**The problem**
Within the data, how many lines hold the word "Width"? Answer with nothing but the number.

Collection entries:
★ ★ ★ ★ ★
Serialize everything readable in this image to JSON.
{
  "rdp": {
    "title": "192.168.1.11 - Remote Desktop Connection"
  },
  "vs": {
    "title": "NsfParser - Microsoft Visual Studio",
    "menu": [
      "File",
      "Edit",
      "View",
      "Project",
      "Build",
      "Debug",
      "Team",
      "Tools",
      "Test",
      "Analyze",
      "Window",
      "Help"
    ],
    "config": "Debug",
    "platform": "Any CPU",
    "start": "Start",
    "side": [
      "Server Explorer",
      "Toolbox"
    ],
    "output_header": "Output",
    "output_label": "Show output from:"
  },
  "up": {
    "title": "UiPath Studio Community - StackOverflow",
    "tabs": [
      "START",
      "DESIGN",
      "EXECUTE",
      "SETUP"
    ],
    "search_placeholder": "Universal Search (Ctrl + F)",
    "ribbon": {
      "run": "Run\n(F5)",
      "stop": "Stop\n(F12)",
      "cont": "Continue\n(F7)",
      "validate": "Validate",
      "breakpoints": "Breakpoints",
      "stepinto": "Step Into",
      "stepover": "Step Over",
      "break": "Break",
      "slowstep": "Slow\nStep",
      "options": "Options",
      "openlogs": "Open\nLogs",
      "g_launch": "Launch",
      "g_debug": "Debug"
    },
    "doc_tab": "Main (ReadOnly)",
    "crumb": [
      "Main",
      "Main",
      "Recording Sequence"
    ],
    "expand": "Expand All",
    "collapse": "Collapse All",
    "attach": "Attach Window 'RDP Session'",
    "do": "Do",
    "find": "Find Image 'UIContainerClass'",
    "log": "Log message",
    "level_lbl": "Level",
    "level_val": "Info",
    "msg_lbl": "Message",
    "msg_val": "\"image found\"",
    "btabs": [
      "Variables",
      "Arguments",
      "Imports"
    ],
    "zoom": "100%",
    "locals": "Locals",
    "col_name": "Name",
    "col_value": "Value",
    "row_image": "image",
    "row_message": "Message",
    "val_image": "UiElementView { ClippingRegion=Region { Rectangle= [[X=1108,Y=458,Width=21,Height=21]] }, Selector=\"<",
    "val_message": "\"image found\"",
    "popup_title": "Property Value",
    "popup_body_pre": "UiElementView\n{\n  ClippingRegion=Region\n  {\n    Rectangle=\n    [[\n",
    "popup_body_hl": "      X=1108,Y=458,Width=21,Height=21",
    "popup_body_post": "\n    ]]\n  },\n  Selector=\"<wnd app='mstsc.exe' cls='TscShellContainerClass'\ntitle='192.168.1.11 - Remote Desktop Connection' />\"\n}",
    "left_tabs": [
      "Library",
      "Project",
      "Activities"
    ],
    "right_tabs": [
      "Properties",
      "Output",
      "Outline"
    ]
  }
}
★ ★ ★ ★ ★
**Exercise solution**
2